Another option for risk-off for BTS is VBMFX. It is not a bad option, but my concern is that VBMFX has had three years of negative yearly return since 1987 as shown previously. And in 2013, VBMFX had a drawdown of -3.8% from May to August of 2013 while DBS had a drawdown of -1.7% in 2013. For comparison, the overall results of using VBMFX as the risk-off option in BTS are shown below:
In can be seen that using VBMFX as the risk-off option produces a slightly higher CAGR than using DBS (9.2% versus 8.7%). However, the MaxDD using VBMFX is substantially worse than using DBS (-4.8% versus -3.1%). So the MAR using VBMFX is 1.9 while the MAR using DBS is 2.8.

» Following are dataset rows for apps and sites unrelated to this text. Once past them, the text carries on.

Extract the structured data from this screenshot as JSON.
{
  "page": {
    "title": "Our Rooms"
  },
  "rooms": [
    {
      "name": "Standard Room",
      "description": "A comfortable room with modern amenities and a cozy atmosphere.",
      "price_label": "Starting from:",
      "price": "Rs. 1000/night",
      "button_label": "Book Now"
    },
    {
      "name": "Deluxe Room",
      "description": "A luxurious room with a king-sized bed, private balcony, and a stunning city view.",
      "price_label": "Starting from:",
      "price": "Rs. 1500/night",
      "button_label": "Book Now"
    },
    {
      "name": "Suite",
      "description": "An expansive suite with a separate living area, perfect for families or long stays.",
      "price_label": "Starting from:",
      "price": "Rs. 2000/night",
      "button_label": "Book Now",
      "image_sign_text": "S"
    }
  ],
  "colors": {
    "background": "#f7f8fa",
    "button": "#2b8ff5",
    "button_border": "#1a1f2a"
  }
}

In conclusion, this article discusses a defensive bond strategy that can be used to determine the risk-off assets to hold in place of risk-off assets that might be affected if rates increase. The momentum-based, low-volatility strategy shows a very high return-to-risk ratio (MAR = CAGR/MaxDD) of 2.3, with a MaxDD of -2.9% in backtesting to 1987.
If any of the top-ranked bond assets show negative absolute momentum over the previous month, then that portfolio money goes to cash (money market). Because short-duration one-month look-back periods are used together with monthly updates, the defensive bond strategy can respond very quickly to market conditions.
Here is the PV link to the DBS (FGOVX and FFXSX version) that contains all momentum parameters and set-up.
Disclosure: I am/we are long VWEHX, VFIIX, FFXSX. I wrote this article myself, and it expresses my own opinions. I am not receiving compensation for it. I have no business relationship with any company whose stock is mentioned in this article.